Set down each of the records below exactly as it reads. No pictures go into the copy.

### Records shown

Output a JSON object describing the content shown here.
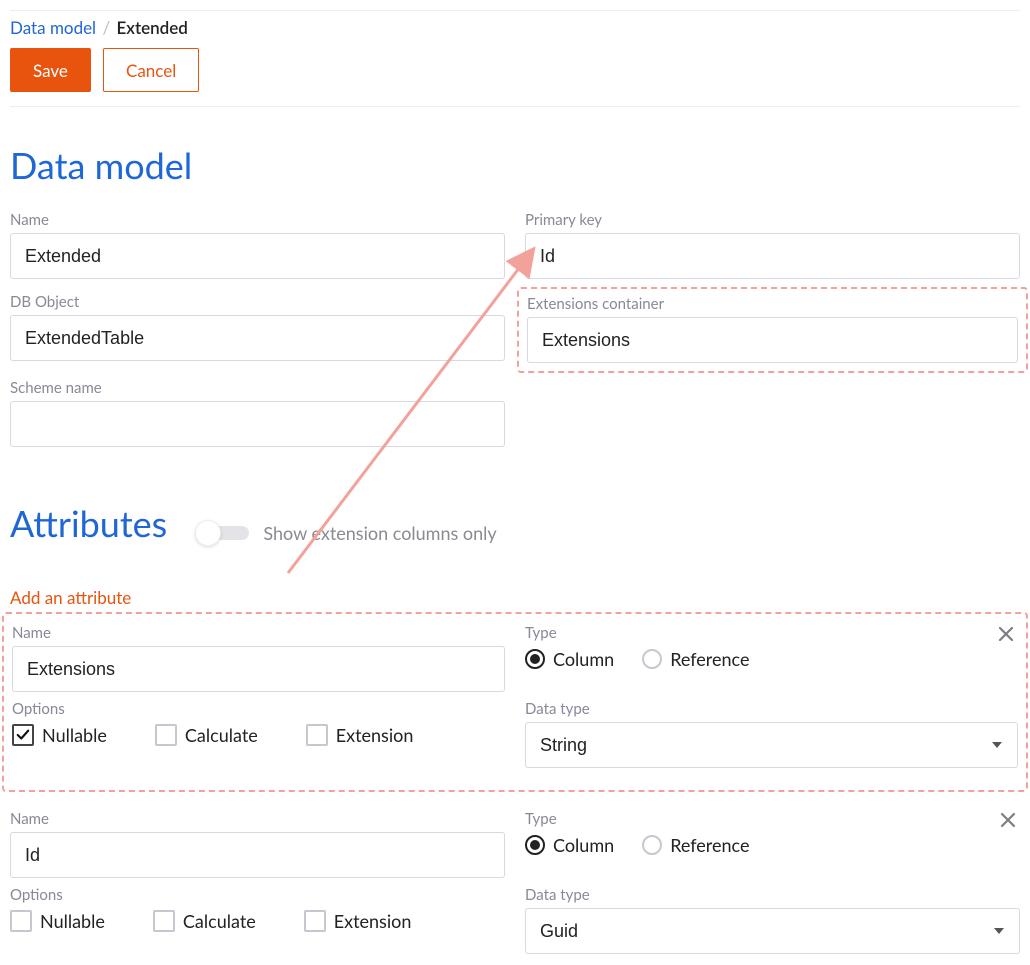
{
  "breadcrumb": {
    "root": "Data model",
    "current": "Extended"
  },
  "buttons": {
    "save": "Save",
    "cancel": "Cancel"
  },
  "section1": {
    "title": "Data model",
    "nameLabel": "Name",
    "nameValue": "Extended",
    "pkLabel": "Primary key",
    "pkValue": "Id",
    "dbObjLabel": "DB Object",
    "dbObjValue": "ExtendedTable",
    "extContainerLabel": "Extensions container",
    "extContainerValue": "Extensions",
    "schemeLabel": "Scheme name",
    "schemeValue": ""
  },
  "section2": {
    "title": "Attributes",
    "toggleLabel": "Show extension columns only",
    "addLink": "Add an attribute"
  },
  "labels": {
    "name": "Name",
    "type": "Type",
    "options": "Options",
    "dataType": "Data type",
    "nullable": "Nullable",
    "calculate": "Calculate",
    "extension": "Extension",
    "typeColumn": "Column",
    "typeReference": "Reference"
  },
  "attr1": {
    "name": "Extensions",
    "dataType": "String"
  },
  "attr2": {
    "name": "Id",
    "dataType": "Guid"
  }
}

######

Your response >>
Output a JSON object describing the content shown here.
{
  "breadcrumb": {
    "root": "Data model",
    "current": "Extended"
  },
  "buttons": {
    "save": "Save",
    "cancel": "Cancel"
  },
  "section1": {
    "title": "Data model",
    "nameLabel": "Name",
    "nameValue": "Extended",
    "pkLabel": "Primary key",
    "pkValue": "Id",
    "dbObjLabel": "DB Object",
    "dbObjValue": "ExtendedTable",
    "extContainerLabel": "Extensions container",
    "extContainerValue": "Extensions",
    "schemeLabel": "Scheme name",
    "schemeValue": ""
  },
  "section2": {
    "title": "Attributes",
    "toggleLabel": "Show extension columns only",
    "addLink": "Add an attribute"
  },
  "labels": {
    "name": "Name",
    "type": "Type",
    "options": "Options",
    "dataType": "Data type",
    "nullable": "Nullable",
    "calculate": "Calculate",
    "extension": "Extension",
    "typeColumn": "Column",
    "typeReference": "Reference"
  },
  "attr1": {
    "name": "Extensions",
    "dataType": "String"
  },
  "attr2": {
    "name": "Id",
    "dataType": "Guid"
  }
}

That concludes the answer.